------ RECORDS SUPPLIED ------

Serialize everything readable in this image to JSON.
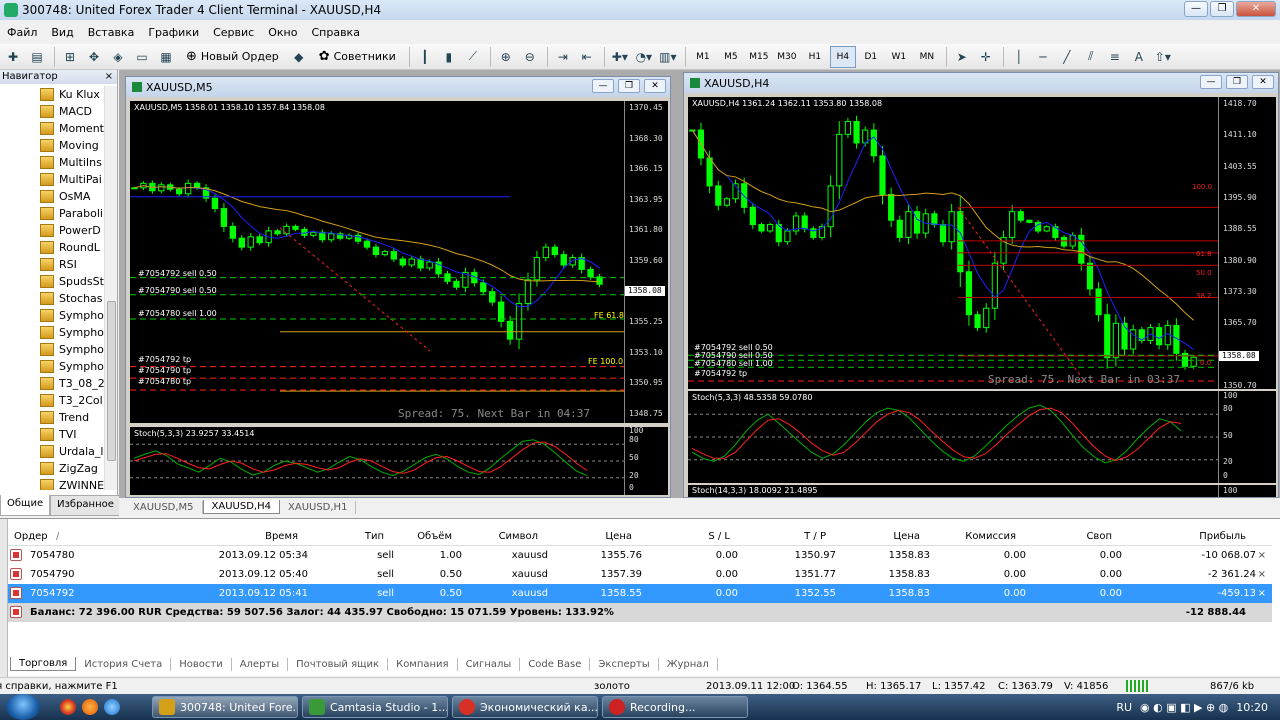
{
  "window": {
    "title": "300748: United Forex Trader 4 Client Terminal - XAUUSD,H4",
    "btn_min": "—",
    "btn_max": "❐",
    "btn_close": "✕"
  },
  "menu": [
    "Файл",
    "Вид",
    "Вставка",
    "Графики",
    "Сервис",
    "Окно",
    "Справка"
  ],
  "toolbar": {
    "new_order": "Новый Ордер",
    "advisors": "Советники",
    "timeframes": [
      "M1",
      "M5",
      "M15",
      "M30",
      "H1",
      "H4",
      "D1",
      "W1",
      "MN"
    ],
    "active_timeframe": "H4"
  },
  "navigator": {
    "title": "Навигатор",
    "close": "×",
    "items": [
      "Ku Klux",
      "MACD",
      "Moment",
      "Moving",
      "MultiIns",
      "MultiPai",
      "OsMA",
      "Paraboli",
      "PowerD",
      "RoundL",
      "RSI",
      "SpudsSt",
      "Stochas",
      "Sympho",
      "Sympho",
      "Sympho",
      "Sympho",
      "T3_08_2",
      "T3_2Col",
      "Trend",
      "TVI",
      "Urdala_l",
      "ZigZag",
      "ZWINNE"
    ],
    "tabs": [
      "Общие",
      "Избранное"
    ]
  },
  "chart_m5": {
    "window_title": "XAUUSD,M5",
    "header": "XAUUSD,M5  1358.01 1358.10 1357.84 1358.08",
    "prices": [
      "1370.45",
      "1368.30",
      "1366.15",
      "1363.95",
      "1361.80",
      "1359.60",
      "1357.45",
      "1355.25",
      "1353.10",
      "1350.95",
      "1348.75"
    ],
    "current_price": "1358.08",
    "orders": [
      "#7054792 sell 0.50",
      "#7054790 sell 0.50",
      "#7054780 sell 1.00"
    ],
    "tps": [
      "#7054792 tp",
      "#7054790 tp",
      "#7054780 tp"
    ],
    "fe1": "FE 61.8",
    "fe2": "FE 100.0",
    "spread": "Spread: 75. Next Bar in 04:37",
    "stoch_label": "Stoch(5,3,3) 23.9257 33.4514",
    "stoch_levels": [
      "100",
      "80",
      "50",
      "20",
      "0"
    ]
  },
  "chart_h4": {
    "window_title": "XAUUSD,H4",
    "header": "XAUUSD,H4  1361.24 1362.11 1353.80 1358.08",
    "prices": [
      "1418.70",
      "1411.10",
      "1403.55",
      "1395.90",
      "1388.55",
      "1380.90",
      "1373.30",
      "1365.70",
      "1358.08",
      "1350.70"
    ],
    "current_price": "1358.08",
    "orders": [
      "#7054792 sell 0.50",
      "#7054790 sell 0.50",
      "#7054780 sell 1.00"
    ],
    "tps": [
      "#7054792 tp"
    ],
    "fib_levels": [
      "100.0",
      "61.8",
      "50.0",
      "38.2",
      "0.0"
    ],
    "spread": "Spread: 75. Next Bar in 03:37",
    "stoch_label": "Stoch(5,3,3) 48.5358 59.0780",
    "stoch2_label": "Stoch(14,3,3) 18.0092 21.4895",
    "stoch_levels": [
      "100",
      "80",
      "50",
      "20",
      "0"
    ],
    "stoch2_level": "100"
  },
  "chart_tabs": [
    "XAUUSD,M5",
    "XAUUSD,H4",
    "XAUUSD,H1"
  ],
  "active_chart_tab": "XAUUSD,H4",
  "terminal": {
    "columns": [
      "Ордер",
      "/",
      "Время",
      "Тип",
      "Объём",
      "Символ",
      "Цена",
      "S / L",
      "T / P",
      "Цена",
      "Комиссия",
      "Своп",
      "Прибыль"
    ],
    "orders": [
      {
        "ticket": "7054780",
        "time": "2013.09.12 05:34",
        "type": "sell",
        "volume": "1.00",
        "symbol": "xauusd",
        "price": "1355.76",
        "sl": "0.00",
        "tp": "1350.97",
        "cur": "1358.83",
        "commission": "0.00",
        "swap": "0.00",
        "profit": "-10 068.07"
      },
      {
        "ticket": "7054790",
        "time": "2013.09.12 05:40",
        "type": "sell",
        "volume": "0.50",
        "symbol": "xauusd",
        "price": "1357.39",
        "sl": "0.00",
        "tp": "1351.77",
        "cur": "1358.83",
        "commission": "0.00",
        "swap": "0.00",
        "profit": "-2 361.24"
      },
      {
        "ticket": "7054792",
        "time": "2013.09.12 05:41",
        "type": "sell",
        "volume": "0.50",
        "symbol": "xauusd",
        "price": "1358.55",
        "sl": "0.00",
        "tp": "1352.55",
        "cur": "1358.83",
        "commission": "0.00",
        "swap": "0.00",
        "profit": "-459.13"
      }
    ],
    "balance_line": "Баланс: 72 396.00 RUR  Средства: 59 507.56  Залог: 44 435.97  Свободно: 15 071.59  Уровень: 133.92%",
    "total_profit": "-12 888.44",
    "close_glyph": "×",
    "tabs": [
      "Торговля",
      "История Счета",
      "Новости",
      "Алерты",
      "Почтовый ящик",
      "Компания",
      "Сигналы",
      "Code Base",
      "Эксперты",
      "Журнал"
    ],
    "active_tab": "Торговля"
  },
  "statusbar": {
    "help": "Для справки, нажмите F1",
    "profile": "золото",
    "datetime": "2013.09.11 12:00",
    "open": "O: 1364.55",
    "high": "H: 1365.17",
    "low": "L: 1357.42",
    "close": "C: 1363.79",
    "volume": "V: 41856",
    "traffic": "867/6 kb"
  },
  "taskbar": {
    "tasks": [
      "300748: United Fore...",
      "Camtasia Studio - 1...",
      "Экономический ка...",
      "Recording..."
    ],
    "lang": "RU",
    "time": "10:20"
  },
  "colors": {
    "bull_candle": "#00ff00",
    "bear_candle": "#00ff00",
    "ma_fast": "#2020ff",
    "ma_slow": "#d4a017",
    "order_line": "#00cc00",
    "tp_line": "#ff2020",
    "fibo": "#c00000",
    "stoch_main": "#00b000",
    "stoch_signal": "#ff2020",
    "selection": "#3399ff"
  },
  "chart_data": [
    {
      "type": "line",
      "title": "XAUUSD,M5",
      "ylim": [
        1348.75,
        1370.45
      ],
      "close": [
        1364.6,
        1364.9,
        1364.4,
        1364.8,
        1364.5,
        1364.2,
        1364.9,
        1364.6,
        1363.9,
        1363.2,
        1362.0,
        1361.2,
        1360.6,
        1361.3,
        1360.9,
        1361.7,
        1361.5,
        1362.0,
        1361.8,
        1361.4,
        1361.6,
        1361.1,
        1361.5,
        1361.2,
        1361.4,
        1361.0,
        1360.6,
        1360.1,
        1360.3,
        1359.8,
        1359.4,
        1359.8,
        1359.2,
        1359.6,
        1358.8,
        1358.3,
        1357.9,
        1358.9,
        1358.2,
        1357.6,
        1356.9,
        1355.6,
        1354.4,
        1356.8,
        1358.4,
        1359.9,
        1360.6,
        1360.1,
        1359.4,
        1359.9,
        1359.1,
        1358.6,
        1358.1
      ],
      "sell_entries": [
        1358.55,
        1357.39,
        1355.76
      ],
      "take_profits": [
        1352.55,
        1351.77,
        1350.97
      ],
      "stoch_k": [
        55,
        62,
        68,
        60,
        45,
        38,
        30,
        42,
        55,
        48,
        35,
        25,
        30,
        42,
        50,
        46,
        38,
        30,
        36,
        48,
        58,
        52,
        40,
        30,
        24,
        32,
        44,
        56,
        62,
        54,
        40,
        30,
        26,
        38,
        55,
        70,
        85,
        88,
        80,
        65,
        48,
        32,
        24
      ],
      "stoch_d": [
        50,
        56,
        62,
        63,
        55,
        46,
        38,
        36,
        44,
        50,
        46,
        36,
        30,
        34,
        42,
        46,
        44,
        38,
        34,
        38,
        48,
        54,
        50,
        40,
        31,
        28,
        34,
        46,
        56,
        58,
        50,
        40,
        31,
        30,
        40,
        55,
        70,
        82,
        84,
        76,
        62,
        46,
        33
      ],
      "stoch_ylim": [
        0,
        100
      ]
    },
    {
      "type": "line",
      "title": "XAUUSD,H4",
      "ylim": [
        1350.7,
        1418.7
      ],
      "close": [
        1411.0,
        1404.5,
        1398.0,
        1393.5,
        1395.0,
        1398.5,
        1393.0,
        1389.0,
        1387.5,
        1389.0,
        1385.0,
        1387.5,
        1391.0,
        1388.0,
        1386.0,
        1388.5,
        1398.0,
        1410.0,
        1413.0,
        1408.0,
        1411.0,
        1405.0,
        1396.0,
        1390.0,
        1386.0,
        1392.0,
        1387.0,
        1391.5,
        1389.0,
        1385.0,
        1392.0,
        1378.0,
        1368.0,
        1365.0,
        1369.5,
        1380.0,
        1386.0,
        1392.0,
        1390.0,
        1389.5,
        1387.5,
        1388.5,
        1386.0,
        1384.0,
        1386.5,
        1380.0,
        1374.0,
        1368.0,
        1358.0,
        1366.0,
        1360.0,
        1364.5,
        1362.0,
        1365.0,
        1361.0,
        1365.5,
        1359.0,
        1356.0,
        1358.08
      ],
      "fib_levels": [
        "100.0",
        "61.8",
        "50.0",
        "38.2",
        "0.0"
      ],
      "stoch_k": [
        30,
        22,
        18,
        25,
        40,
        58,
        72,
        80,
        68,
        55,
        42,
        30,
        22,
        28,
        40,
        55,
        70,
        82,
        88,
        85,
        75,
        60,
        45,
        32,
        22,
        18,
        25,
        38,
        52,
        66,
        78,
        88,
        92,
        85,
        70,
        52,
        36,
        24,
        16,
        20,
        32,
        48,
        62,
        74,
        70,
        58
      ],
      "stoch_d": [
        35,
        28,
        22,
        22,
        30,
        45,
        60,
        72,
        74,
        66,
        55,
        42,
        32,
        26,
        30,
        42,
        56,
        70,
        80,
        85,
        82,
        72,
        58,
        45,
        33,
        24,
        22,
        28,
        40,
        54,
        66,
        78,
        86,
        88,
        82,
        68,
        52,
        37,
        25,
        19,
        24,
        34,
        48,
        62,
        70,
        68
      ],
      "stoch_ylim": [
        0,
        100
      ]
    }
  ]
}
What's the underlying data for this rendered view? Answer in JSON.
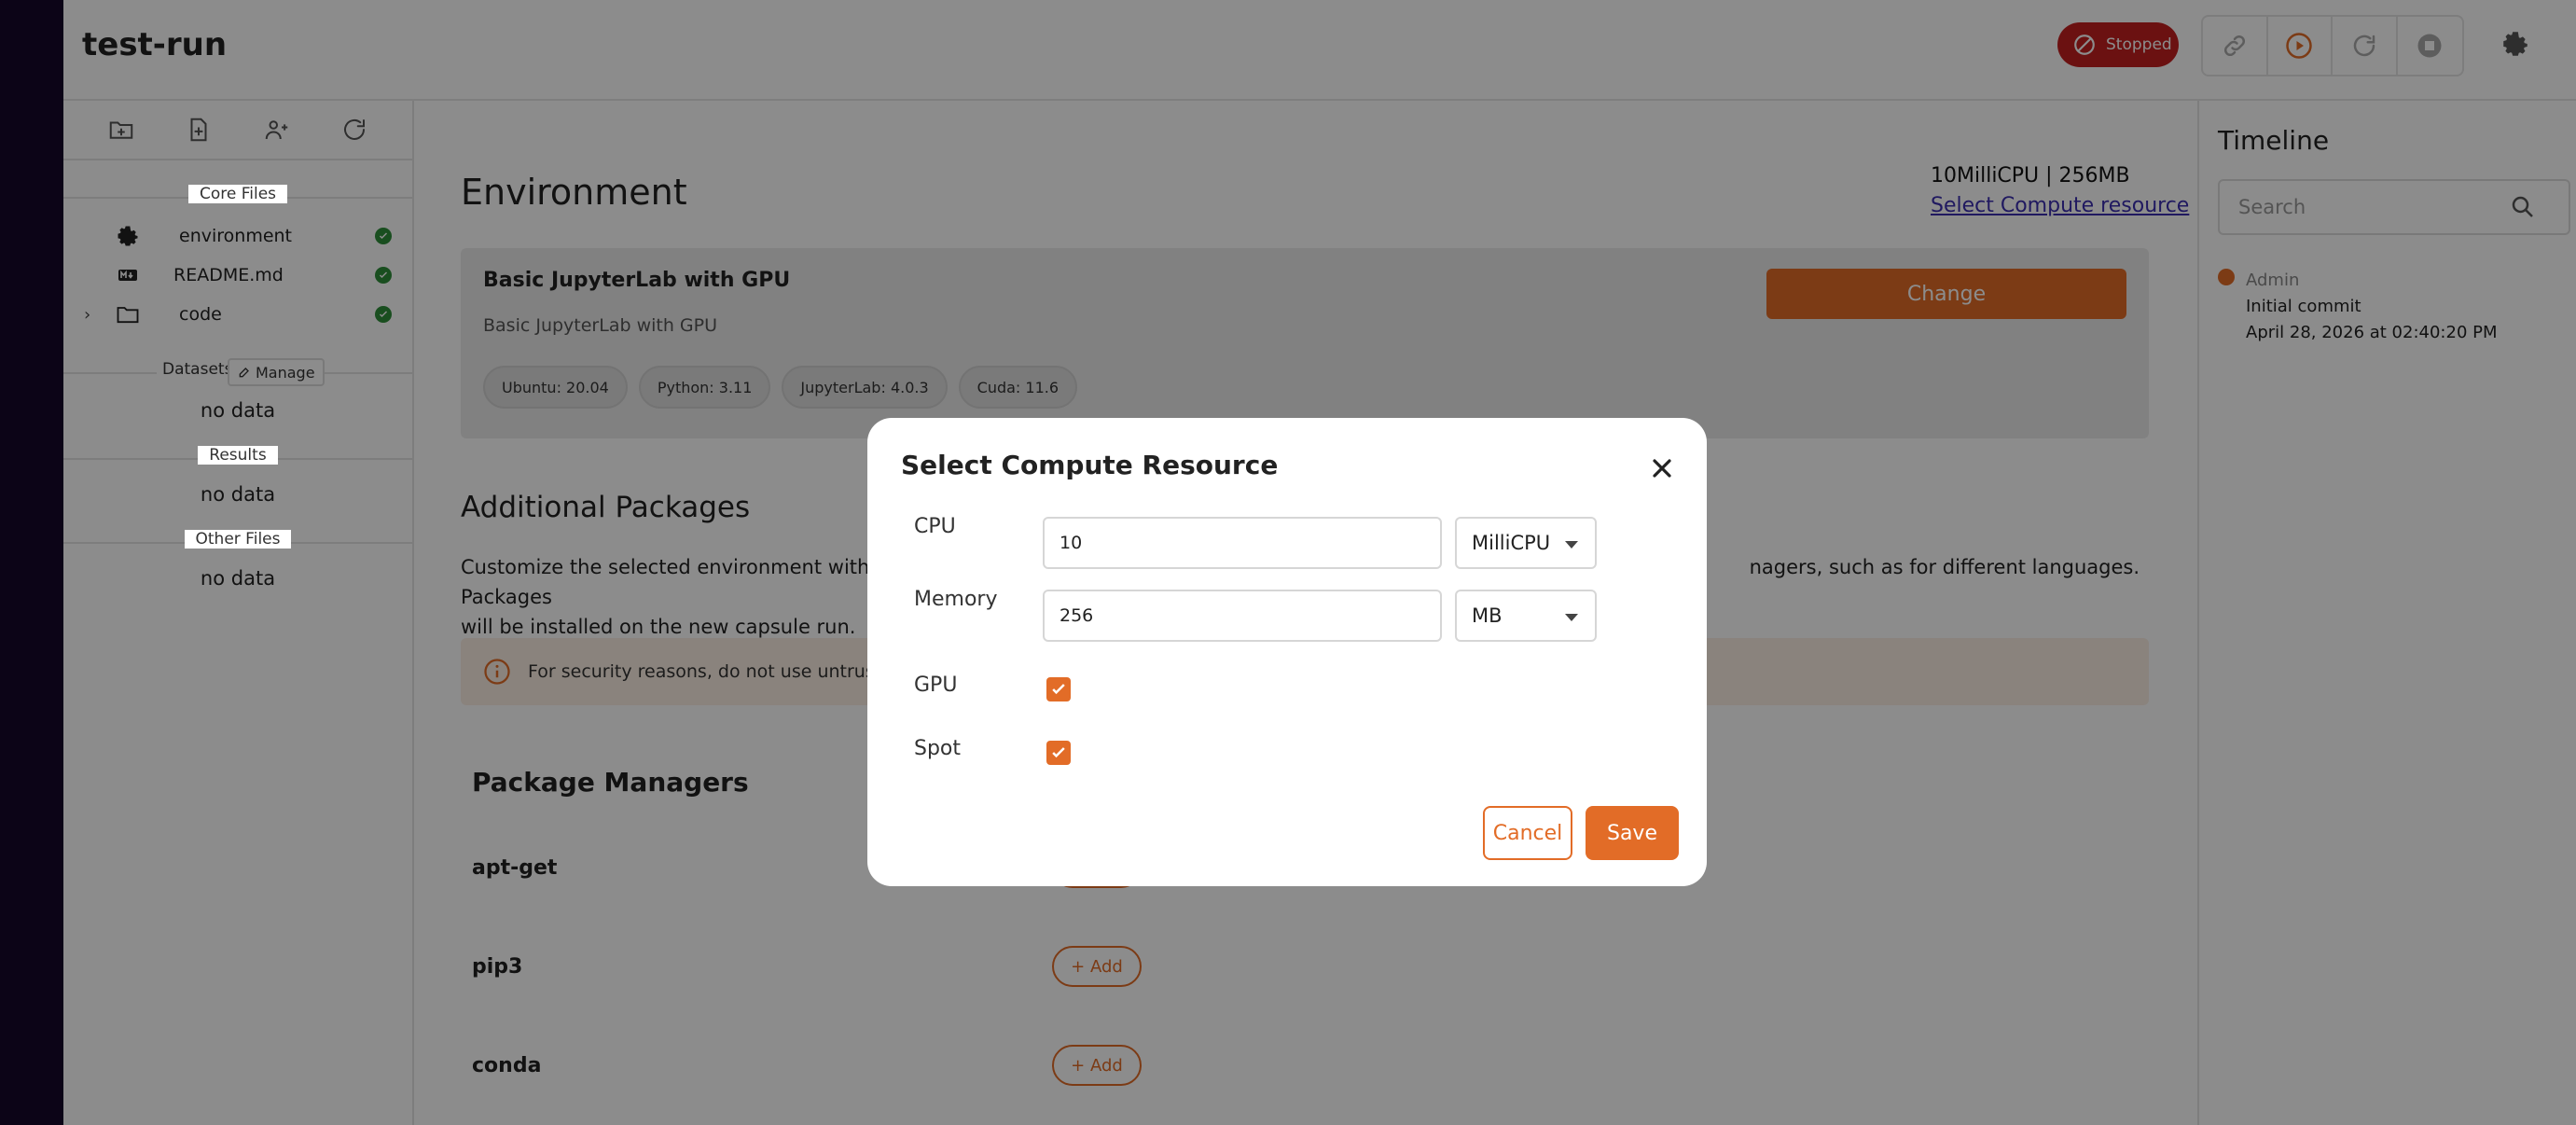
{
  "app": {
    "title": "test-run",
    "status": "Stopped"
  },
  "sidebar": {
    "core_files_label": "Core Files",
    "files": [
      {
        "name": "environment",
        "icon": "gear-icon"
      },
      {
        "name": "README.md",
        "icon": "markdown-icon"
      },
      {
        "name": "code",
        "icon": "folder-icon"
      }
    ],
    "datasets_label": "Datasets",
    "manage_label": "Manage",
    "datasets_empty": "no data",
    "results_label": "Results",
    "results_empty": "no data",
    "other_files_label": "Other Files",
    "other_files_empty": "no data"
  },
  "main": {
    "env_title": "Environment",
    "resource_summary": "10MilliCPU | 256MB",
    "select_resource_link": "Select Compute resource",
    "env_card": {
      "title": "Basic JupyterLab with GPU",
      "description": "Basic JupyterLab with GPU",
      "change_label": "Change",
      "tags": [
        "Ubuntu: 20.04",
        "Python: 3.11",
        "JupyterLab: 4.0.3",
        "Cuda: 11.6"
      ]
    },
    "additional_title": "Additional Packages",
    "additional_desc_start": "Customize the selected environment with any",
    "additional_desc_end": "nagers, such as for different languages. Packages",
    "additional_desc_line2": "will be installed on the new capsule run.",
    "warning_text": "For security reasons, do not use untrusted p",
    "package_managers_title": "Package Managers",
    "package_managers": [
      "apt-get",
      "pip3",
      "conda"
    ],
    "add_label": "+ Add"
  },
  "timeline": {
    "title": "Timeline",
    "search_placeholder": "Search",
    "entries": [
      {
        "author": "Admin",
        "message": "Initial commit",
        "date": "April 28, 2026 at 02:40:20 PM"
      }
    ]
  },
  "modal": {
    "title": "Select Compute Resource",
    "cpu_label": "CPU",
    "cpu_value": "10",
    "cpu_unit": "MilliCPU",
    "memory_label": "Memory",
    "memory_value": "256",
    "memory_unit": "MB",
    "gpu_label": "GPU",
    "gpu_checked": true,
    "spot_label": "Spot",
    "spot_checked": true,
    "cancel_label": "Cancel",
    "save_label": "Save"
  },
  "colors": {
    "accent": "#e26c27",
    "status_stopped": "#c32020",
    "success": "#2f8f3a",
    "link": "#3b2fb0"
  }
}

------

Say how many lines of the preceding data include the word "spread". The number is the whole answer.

WRITTEN SOLUTION:
2